Building a front window cover is a relatively easy project. The Unique feature of this cover is the attachment method. I realy hate the looks of snaps screwed into the side of the motorhome to hold the cover in place so I came up with a little different approach.
Selection of material is also an issue, Most people are using a solar shade material that is available from any number of sources, including some garden departments. If I was using the solar shade material I would probably purchase it from a local company called Vaughan Brothers Inc here in Portland Oregon who sells upholstery supplies and has the material in several different colors. I chose to use a totally opaque vinyl when I built mine because I did not have very usable front curtains at the time and wanted more privacy at night. If I would use one of the solar shade materials.
Building the cover itself is started by taping together paper in a flat sheet that is big enough to cover the windshield. Butcher paper or even newspaper will work. It should be taped together on the flat ground so that it simulates the flat material that will be used to build the cover.
Once you have a sheet of paper large enough to cover the windshield tape the paper in position over the window, then using a large marker, mark the outer edge of the windshield rubber. Remove paper from motor home and lay out on the ground. One inch out from the line traced on the paper mark a parallel line to allow for a hem around the edge of the cover. Now cut along this outer line to make the pattern.
Now prepare the cover material, in my case it was not wide enough for the pattern to lay on it and I had to seam a piece to one end to create a large enough piece . Now lay out the pattern on the cover material and tape it down. Cut around the pattern. Turn over the 1" edge and sew it flat. This will leave a multiple layer area in each corner that will be a naturally reinforced area for attaching the fasteners.
At this point you have created the typical cover ready to have snaps installed around the edge. But wait a minute, remember what I said about not liking those ugly snaps? This is where I have a little unique solution but it is only good for those of you that have a rain gutters (some early GMC's do not have a rain gutter).
Drill small holes in the bottom of the rain gutter at the front edge.
Using a small diameter of stainless welding rod (1/16") fashion a hook which is then crimped onto the top corners of the shade. Length of the hook is adjusted so that when hooked in the holes of the rain gutter the shade is stretched around the front of the motorhome and naturally lies in the right position.

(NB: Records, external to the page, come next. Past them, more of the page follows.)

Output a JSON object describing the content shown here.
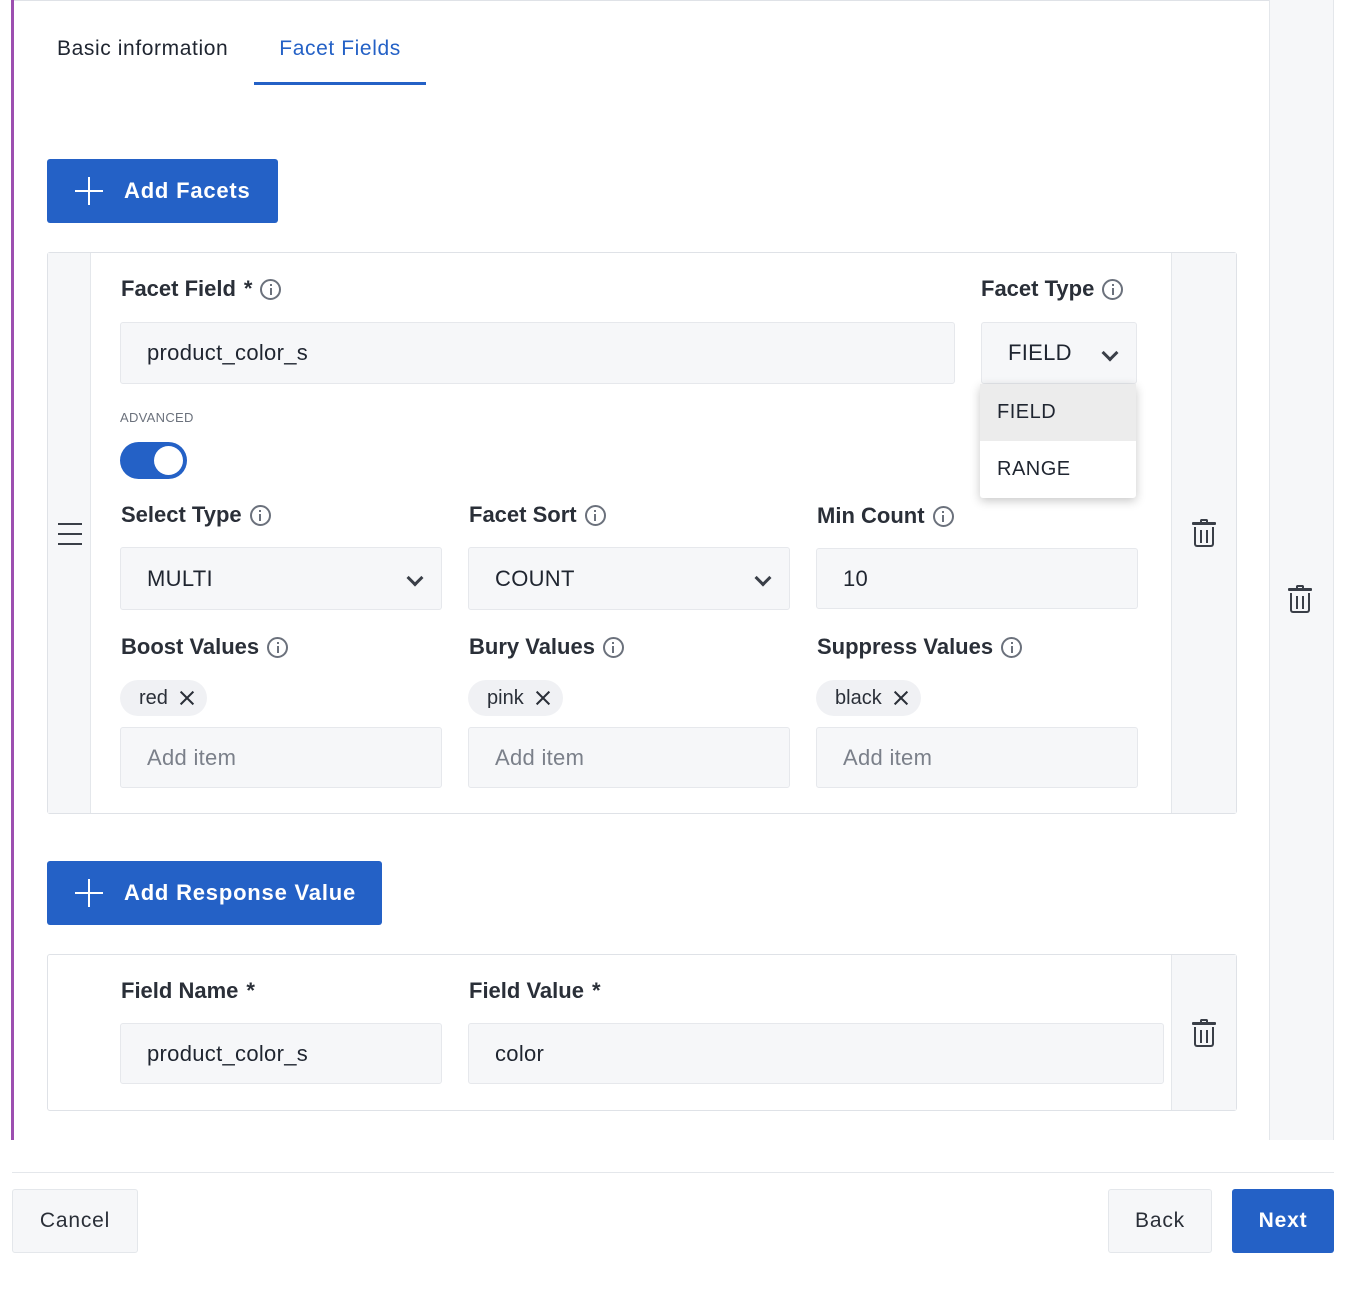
{
  "tabs": [
    {
      "label": "Basic information",
      "active": false
    },
    {
      "label": "Facet Fields",
      "active": true
    }
  ],
  "add_facets_label": "Add Facets",
  "facet": {
    "facet_field": {
      "label": "Facet Field",
      "required": "*",
      "value": "product_color_s"
    },
    "facet_type": {
      "label": "Facet Type",
      "value": "FIELD",
      "options": [
        "FIELD",
        "RANGE"
      ],
      "highlighted": "FIELD"
    },
    "advanced_label": "ADVANCED",
    "advanced_enabled": true,
    "select_type": {
      "label": "Select Type",
      "value": "MULTI"
    },
    "facet_sort": {
      "label": "Facet Sort",
      "value": "COUNT"
    },
    "min_count": {
      "label": "Min Count",
      "value": "10"
    },
    "boost_values": {
      "label": "Boost Values",
      "chips": [
        "red"
      ],
      "placeholder": "Add item"
    },
    "bury_values": {
      "label": "Bury Values",
      "chips": [
        "pink"
      ],
      "placeholder": "Add item"
    },
    "suppress_values": {
      "label": "Suppress Values",
      "chips": [
        "black"
      ],
      "placeholder": "Add item"
    }
  },
  "add_response_value_label": "Add Response Value",
  "response_value": {
    "field_name": {
      "label": "Field Name",
      "required": "*",
      "value": "product_color_s"
    },
    "field_value": {
      "label": "Field Value",
      "required": "*",
      "value": "color"
    }
  },
  "footer": {
    "cancel_label": "Cancel",
    "back_label": "Back",
    "next_label": "Next"
  },
  "colors": {
    "primary": "#2461c6",
    "accent_border": "#9c4fb0"
  }
}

At the bottom corners of the cover punch two small holes and attach a piece of line, although a better choice might be to sew on a piece of narrow nylon strap, in either case the length should be about xx" long with a loop at the end.
Next using the same stainless steel welding rod create 2 hooks that are about 12" long with a sharp hook on one end and an eye on the other end.
Then create a large rubber band using shock cord that is about xx" long before stretching, I used 3/16" shock cord and hog rings to hold it together. This rubber band connects the long hook to the end of the line
Installing the shad on the motorhome.
Hook one of the upper corners in the rain gutter on one side. Stretch cover around the front of the motorhome and hook the other corner to the rain gutter.
Using the long end of the lower corner hook reach under the motorhome and hook it on the frame in back of a cross member which is about 43" in back of the back of the front fender well. Hooking in back of the frame member will keep it from sliding forward and keep the cover stretched tight. The first time you do this it might seem a little difficult but it soon become easy to reach under and hit the right spot without looking.
Lift the wiper blades out from under the cover and place on top of the cover to help hold it down. You might also consider making some sleeves out of the same shade material to pull over the wiper blades to keep the sun off them which will make them last a lot longer.
Not sure how much wind this attachment process will handle though it has stayed in place during some pretty good storms down on the Arizona desert. I prefer not to leave any cover in place in high winds because any dirt that gets behind it will act like sand paper as the cover is whipped by the wind and might scratch either the window or paint.
The most serious flaw to this system is having to deal with those lines with the hooks on the ends. If they get out of the role when in storage they hook on everything. This problem could be solved with a storage bag.
hooking it to the rain gutter is probably a little stretch for most people and will require the use of a stool. My 6' 5" height allows me to do this from the ground.